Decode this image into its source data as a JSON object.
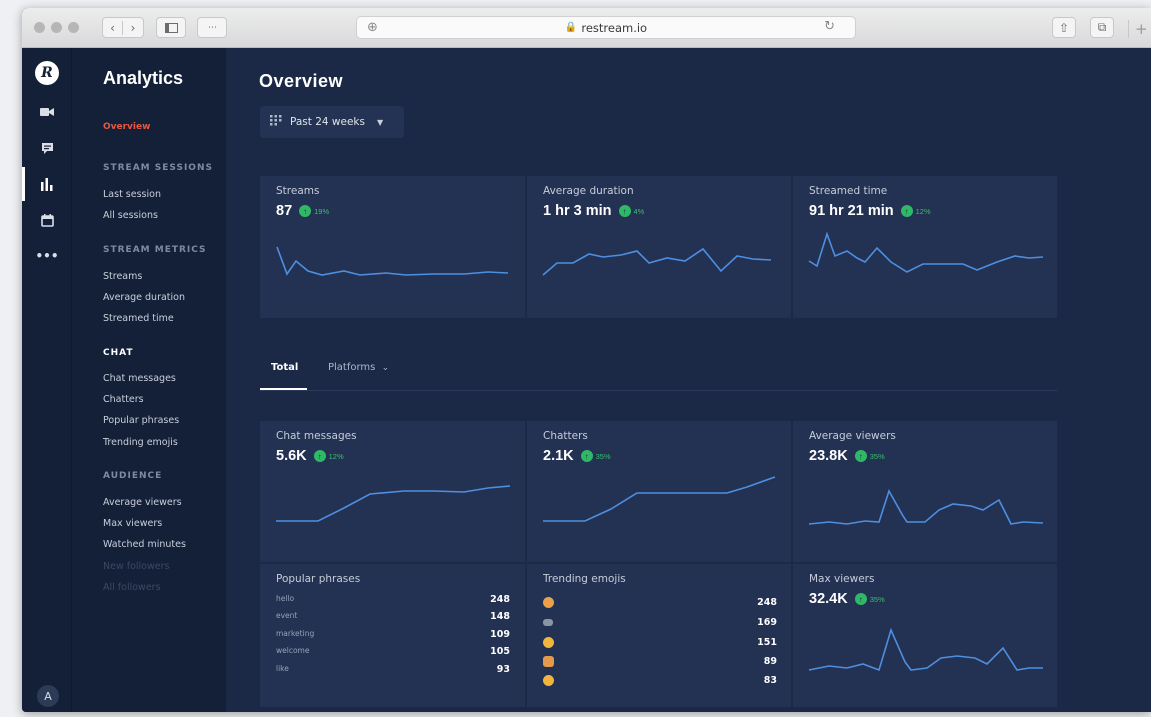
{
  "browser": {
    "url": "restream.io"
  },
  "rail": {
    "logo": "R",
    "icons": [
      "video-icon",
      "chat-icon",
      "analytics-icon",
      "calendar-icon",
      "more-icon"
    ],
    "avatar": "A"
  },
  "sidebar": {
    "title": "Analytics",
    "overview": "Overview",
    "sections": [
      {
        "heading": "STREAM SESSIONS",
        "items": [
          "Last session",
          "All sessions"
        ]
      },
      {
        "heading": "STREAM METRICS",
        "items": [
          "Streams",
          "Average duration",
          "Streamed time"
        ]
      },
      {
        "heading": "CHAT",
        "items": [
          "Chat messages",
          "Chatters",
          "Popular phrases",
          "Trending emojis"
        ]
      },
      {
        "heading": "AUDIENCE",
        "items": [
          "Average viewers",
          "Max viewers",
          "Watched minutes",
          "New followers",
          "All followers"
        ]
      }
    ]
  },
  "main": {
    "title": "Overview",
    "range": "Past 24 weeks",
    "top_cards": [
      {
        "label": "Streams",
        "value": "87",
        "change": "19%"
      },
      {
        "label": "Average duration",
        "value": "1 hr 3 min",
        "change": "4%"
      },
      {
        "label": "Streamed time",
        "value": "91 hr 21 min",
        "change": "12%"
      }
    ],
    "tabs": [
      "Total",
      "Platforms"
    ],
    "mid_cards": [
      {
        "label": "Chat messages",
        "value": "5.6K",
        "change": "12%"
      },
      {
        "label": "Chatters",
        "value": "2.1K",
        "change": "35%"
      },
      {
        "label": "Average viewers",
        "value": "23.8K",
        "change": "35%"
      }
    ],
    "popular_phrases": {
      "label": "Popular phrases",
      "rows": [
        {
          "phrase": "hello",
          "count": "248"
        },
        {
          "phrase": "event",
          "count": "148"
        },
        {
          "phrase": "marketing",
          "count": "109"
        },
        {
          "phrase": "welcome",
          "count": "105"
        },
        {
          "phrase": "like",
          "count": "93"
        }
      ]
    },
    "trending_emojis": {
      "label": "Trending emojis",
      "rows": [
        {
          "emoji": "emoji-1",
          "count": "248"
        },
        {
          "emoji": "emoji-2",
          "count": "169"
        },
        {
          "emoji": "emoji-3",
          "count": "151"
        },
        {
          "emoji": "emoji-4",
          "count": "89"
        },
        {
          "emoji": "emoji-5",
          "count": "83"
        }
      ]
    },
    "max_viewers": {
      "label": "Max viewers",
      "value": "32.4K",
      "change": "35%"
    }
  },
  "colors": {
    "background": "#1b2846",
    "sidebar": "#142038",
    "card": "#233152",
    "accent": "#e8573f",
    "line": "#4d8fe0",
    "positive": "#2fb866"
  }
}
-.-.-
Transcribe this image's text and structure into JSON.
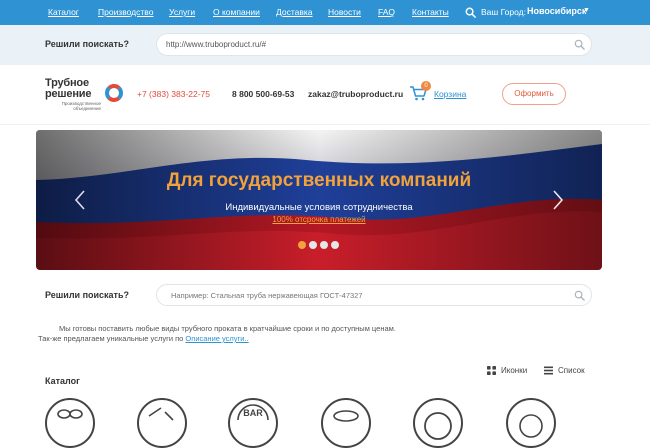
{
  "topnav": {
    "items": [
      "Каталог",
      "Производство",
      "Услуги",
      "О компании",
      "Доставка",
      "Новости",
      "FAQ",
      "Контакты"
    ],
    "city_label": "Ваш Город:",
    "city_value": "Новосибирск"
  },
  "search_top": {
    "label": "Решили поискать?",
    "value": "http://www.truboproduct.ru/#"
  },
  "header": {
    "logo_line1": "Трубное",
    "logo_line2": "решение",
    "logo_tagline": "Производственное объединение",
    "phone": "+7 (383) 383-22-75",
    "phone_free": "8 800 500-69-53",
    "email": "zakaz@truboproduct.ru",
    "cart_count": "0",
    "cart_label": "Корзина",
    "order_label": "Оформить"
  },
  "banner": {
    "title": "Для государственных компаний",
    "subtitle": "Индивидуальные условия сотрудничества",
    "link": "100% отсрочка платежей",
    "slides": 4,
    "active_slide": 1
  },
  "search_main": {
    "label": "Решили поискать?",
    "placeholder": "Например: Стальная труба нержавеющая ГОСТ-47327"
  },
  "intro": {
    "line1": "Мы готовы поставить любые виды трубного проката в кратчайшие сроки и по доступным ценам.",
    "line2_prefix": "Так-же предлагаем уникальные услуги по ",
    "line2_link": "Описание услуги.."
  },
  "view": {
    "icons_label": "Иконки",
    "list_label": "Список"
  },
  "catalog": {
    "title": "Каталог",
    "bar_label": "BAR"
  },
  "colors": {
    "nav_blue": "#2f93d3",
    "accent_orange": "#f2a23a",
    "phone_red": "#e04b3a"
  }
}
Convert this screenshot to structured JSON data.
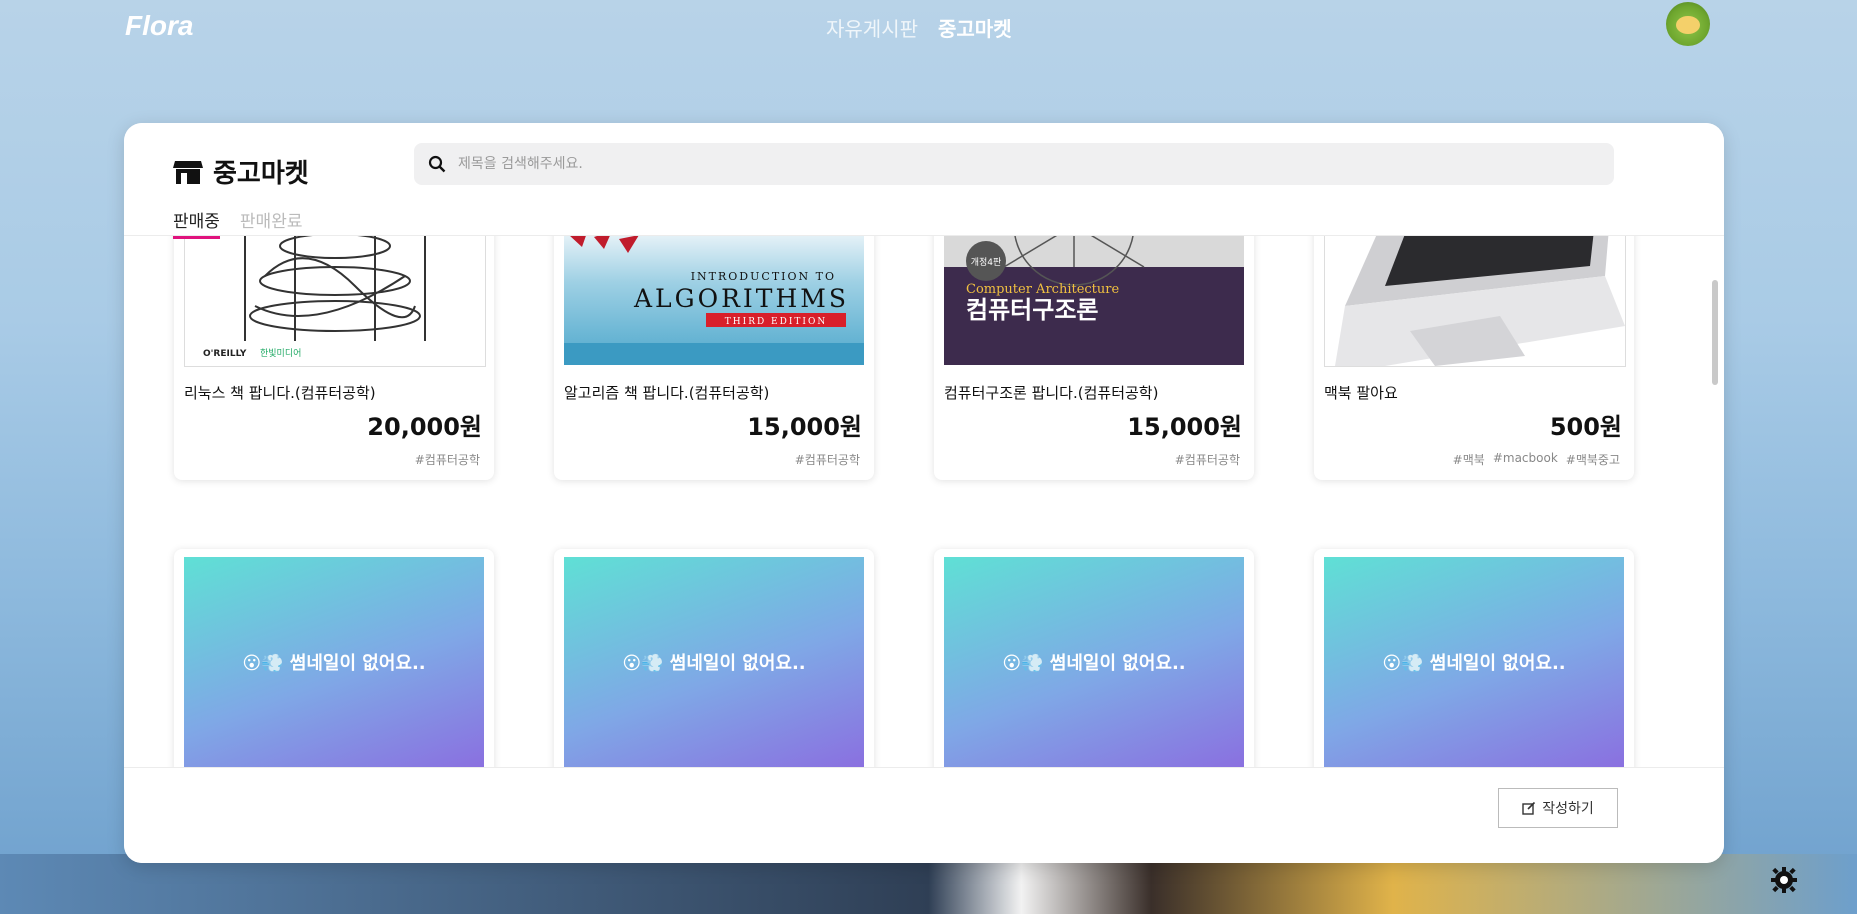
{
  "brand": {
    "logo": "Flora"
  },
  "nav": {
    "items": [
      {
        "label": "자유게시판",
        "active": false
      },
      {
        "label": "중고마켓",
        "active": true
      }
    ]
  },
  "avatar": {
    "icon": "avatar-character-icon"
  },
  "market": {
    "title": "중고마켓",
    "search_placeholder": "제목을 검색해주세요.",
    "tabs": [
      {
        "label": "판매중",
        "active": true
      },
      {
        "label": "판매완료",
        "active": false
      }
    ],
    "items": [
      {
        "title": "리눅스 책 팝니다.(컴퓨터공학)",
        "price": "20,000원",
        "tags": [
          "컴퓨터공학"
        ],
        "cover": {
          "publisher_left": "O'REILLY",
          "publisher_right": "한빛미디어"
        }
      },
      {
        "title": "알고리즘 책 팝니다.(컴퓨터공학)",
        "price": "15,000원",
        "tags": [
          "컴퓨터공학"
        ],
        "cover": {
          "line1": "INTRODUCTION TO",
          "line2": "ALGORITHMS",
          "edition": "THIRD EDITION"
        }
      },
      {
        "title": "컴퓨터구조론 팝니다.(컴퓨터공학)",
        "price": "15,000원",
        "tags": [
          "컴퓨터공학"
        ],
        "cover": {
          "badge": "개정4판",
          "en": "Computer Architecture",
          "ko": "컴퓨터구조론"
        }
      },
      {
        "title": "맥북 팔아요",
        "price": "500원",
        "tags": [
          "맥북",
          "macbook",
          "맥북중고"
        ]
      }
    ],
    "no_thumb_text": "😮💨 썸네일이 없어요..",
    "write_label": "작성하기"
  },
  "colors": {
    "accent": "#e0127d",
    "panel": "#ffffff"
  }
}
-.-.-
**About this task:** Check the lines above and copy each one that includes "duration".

**Solution below:**
          "Average duration",
        "label": "Average duration",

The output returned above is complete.